--- Your instructions ---
Show each line of the data below in which "true" occurs.
_ _ _ _
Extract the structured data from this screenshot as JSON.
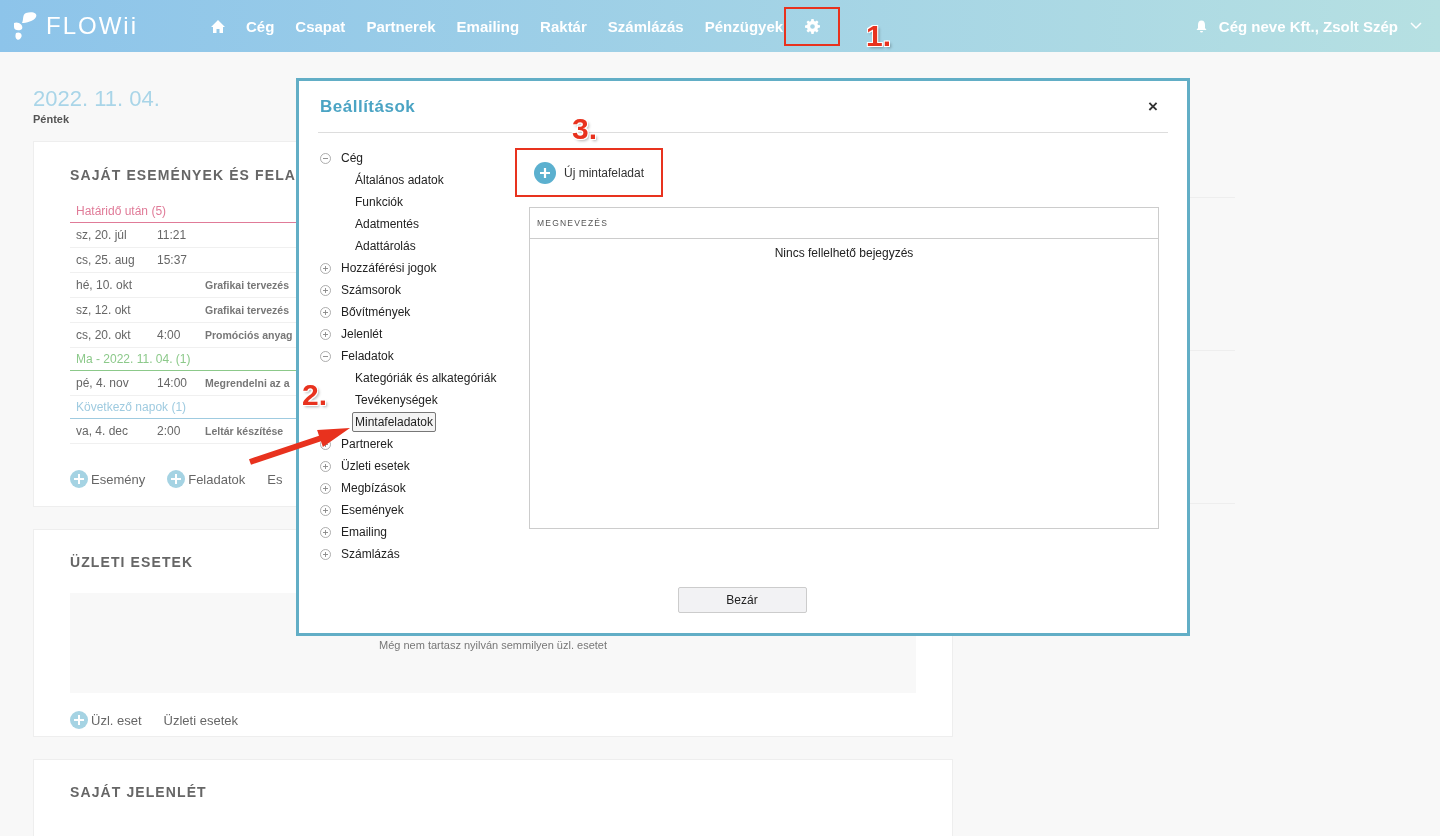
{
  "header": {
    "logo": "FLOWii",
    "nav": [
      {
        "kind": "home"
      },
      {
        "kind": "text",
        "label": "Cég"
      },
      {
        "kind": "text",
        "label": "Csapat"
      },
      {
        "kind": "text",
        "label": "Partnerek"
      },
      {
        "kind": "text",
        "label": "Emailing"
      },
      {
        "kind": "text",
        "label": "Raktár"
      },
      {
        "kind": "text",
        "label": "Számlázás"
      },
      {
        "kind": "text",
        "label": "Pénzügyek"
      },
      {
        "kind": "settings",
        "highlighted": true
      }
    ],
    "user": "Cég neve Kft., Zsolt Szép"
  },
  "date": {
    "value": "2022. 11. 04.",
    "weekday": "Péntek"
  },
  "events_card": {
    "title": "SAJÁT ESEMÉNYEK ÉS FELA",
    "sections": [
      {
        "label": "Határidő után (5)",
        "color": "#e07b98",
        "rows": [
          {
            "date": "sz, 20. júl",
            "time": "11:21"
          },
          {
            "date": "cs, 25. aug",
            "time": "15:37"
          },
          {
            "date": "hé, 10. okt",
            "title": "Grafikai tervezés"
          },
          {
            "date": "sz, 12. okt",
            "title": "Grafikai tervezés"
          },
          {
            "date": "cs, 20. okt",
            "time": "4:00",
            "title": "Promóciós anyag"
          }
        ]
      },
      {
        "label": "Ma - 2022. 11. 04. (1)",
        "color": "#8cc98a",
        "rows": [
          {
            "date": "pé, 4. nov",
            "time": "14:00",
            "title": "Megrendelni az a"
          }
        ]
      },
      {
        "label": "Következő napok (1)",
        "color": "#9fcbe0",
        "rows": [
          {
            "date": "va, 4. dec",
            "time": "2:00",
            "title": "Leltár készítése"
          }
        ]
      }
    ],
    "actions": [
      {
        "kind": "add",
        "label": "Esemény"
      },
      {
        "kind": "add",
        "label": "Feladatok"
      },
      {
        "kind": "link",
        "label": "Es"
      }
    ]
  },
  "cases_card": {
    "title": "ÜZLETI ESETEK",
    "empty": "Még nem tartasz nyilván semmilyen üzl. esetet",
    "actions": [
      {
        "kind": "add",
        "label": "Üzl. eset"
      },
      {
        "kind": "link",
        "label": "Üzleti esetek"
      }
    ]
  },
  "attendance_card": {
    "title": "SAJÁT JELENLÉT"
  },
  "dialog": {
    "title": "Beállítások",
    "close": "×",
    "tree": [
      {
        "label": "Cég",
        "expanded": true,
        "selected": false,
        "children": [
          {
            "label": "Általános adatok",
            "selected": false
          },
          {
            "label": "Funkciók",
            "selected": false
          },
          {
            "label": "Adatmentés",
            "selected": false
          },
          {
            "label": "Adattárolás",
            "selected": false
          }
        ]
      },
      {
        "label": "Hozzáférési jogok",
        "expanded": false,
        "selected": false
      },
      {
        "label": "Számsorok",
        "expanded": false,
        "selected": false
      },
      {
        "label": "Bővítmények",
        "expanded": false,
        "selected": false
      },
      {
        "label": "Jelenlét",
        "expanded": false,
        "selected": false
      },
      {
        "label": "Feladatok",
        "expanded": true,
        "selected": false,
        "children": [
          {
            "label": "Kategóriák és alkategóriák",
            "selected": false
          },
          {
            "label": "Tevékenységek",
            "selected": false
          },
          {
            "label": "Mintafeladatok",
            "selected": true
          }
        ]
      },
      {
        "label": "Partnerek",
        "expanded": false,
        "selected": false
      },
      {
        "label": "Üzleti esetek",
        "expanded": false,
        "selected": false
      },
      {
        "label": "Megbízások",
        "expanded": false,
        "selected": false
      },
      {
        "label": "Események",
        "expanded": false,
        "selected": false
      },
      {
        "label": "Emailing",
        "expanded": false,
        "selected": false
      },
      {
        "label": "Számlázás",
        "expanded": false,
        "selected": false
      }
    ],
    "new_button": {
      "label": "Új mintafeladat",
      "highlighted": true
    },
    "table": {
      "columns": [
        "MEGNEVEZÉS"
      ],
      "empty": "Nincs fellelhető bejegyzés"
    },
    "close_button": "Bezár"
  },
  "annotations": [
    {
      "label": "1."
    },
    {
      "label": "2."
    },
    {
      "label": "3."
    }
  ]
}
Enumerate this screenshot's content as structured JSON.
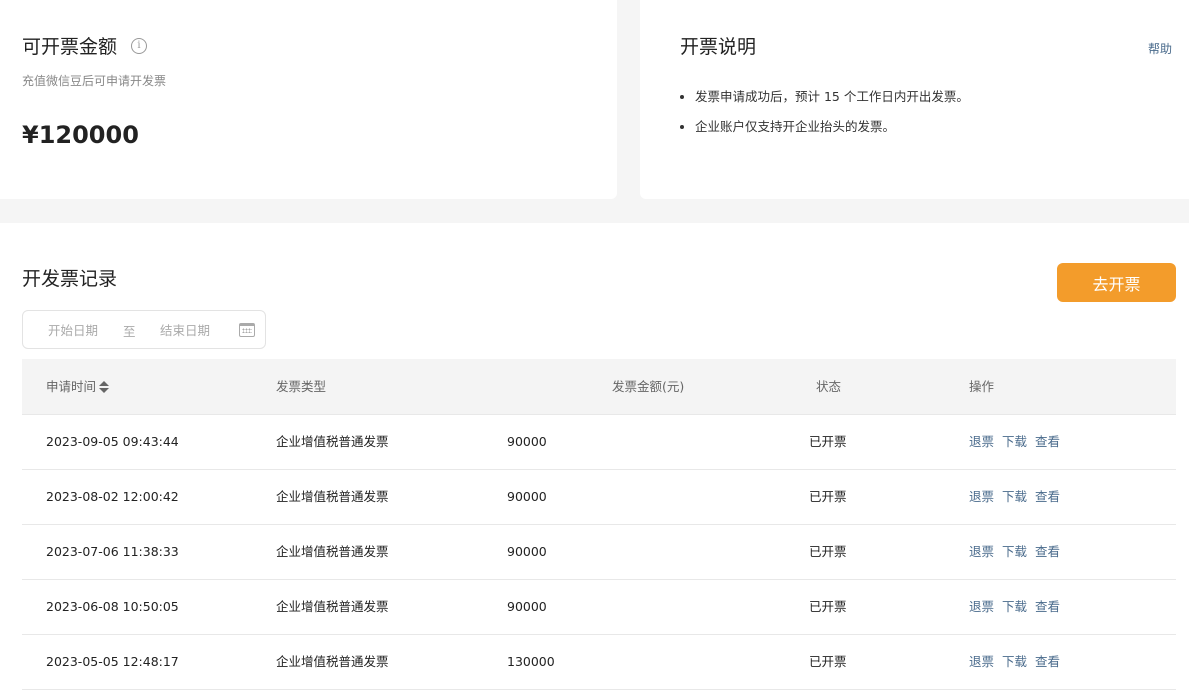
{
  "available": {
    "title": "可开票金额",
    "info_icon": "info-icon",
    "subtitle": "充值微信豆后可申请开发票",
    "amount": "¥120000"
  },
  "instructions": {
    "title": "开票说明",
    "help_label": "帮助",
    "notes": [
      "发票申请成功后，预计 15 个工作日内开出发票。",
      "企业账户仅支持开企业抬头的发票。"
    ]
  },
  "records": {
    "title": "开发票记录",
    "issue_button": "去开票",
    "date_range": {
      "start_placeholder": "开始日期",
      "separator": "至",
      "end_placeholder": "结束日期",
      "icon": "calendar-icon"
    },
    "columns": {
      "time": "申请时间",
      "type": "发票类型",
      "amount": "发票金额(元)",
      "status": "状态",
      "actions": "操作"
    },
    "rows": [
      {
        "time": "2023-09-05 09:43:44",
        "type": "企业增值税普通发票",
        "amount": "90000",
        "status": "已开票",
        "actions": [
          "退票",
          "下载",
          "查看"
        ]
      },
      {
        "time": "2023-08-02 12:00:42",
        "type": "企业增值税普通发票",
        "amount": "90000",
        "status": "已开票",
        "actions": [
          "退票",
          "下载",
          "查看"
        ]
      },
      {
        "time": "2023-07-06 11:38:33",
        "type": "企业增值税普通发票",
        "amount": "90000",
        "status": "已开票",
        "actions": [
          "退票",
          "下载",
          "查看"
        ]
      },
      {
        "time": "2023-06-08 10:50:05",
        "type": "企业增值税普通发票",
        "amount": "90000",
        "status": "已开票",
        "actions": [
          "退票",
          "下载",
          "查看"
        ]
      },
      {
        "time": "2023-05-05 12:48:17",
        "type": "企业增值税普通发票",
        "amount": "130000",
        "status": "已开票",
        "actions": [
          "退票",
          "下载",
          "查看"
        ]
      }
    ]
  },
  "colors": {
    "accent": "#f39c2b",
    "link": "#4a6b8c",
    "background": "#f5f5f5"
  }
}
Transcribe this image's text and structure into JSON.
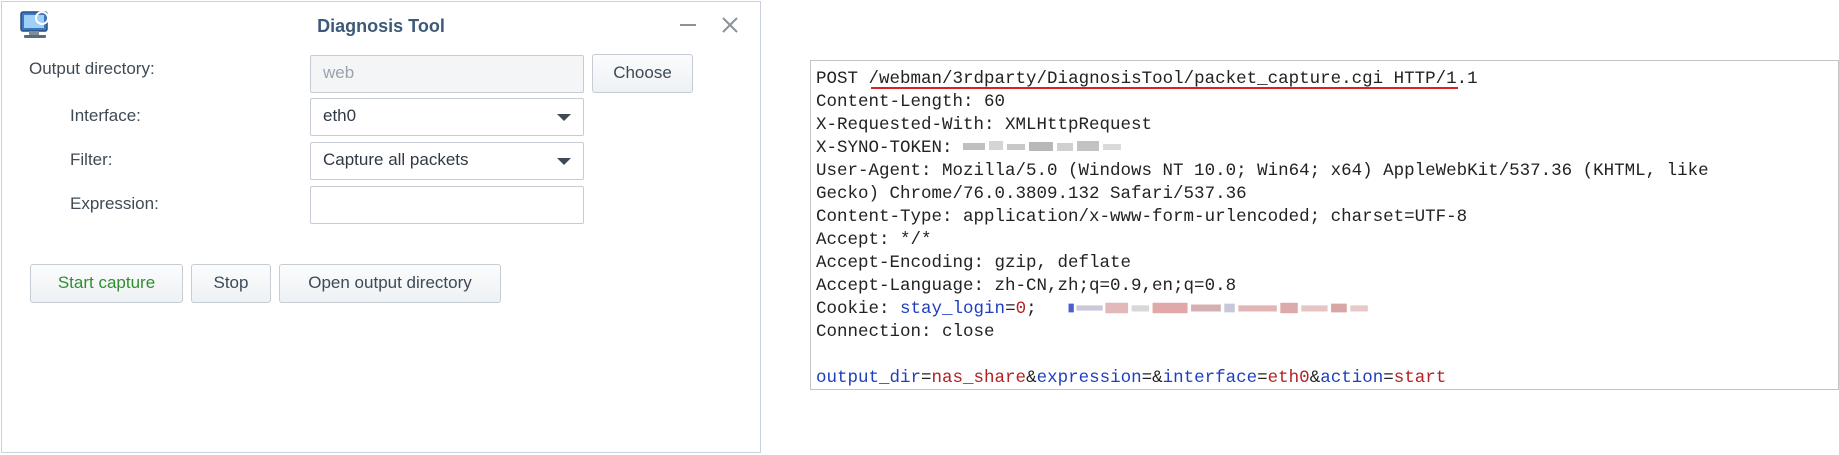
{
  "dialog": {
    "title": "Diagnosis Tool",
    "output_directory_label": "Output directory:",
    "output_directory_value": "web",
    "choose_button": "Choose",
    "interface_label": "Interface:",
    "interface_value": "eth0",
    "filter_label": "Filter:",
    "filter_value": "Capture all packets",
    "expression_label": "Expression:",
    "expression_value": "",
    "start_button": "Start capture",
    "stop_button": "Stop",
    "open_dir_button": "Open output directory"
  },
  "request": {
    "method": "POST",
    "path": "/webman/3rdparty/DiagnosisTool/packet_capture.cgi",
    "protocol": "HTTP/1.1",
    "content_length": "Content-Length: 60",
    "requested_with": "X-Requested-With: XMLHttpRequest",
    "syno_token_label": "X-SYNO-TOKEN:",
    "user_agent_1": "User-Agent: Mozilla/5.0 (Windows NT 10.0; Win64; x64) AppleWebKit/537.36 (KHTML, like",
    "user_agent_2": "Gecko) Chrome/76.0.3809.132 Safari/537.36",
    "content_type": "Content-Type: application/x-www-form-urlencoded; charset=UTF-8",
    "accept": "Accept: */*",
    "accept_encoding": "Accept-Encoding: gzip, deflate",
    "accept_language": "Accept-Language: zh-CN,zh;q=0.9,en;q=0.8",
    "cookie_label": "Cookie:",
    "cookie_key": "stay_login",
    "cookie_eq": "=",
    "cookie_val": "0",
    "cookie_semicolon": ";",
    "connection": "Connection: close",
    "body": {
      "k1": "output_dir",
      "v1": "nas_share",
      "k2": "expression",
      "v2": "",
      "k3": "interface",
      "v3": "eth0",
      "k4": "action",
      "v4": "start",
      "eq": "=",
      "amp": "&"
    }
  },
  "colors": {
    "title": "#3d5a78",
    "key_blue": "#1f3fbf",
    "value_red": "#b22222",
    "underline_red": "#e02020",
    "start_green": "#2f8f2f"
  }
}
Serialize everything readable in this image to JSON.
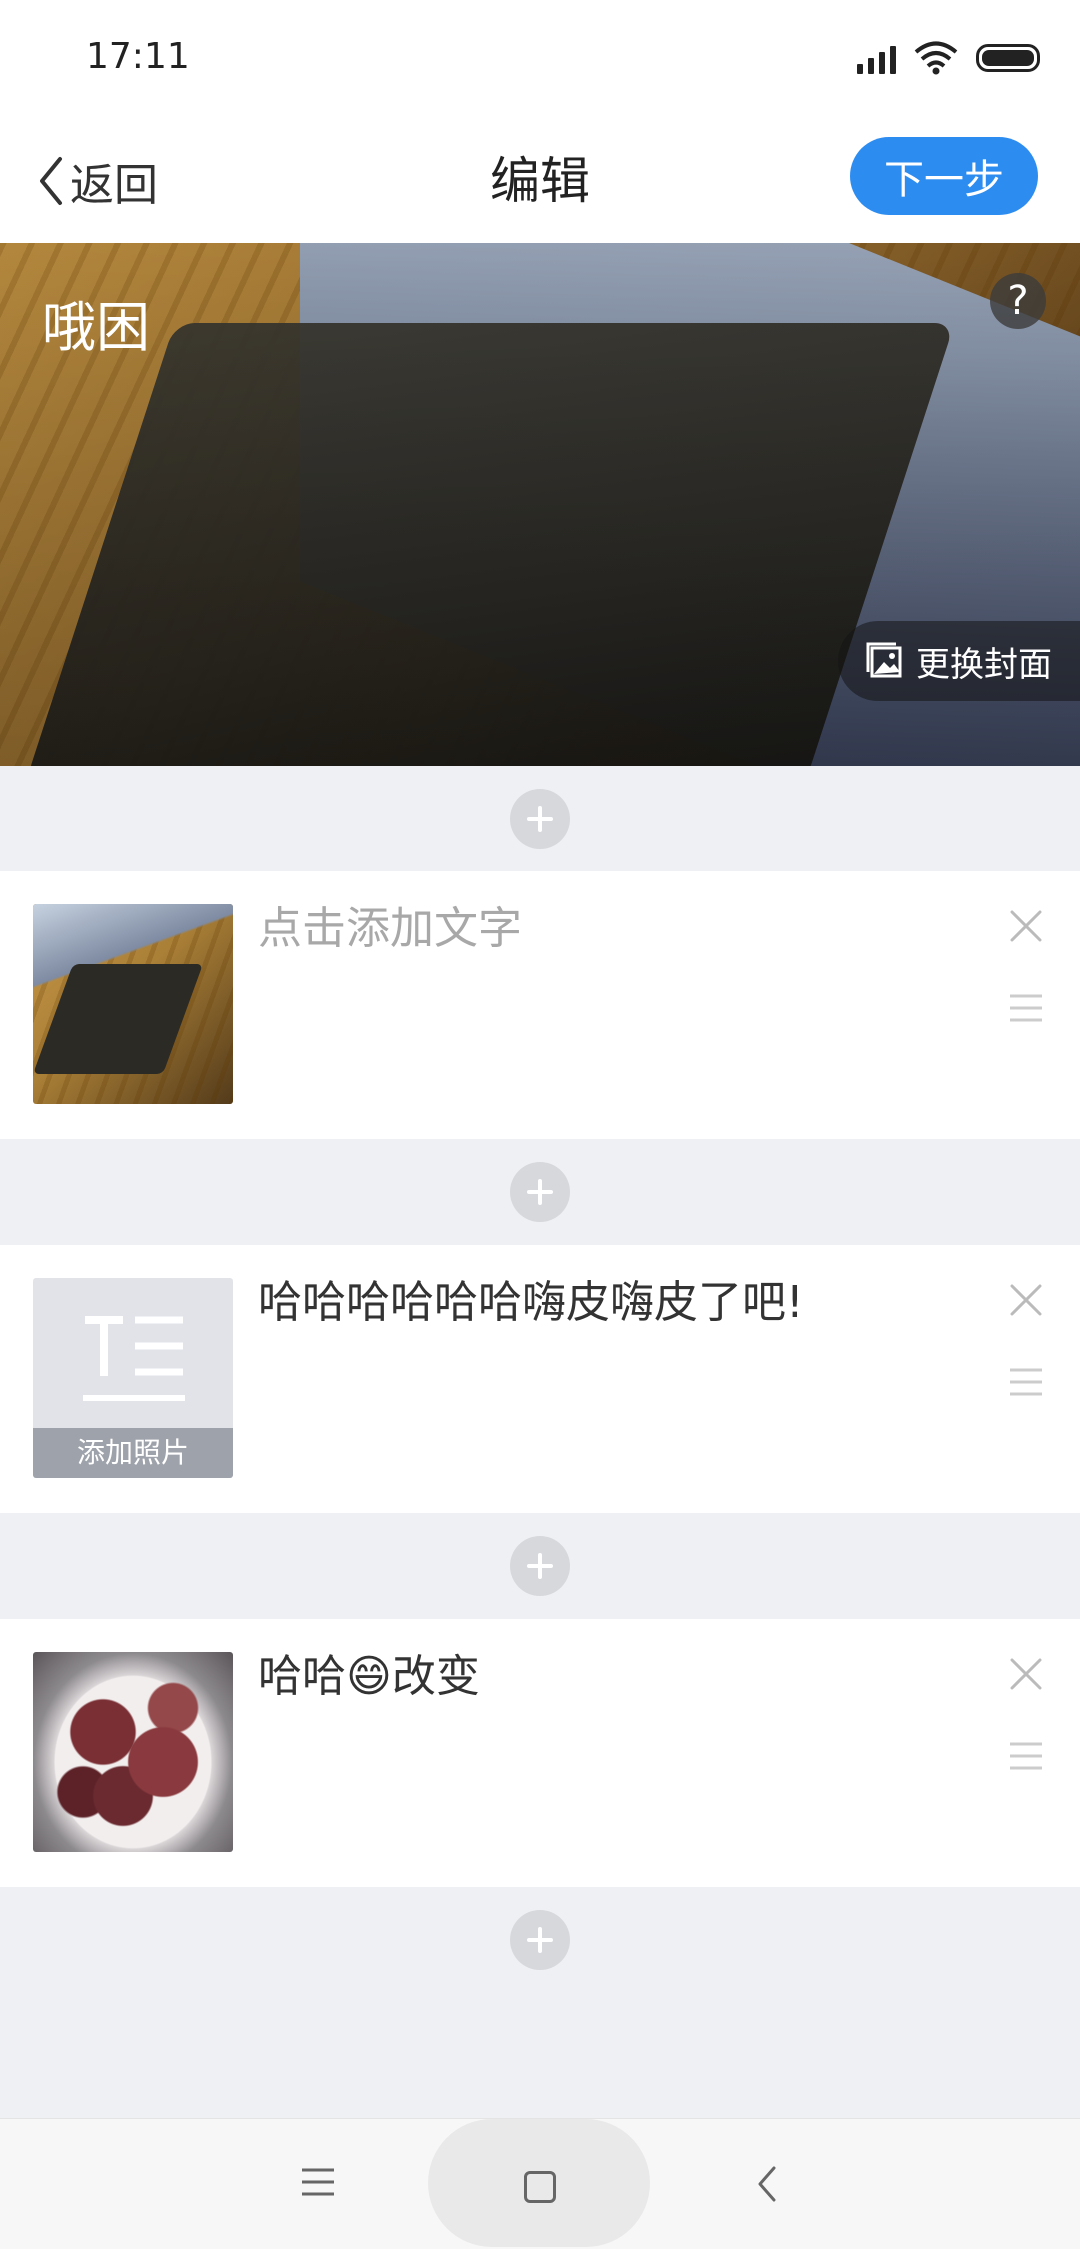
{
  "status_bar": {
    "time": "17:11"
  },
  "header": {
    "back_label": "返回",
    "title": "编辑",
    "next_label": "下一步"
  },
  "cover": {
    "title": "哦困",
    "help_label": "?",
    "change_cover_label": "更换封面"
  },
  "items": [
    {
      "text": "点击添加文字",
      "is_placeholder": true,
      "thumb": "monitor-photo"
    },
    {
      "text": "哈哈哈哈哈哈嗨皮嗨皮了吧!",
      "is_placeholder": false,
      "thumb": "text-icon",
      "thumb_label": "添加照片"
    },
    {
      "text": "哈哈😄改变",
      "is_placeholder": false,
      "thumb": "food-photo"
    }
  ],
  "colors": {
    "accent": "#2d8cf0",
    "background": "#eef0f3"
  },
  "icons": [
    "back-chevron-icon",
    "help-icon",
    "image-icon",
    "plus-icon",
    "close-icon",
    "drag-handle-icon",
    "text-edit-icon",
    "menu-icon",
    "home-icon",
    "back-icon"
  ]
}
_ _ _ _
--- Answer ---
        "highlighted": true
        "expanded": true,
        "expanded": true,
            "selected": true
      "highlighted": true
      "is_placeholder": true,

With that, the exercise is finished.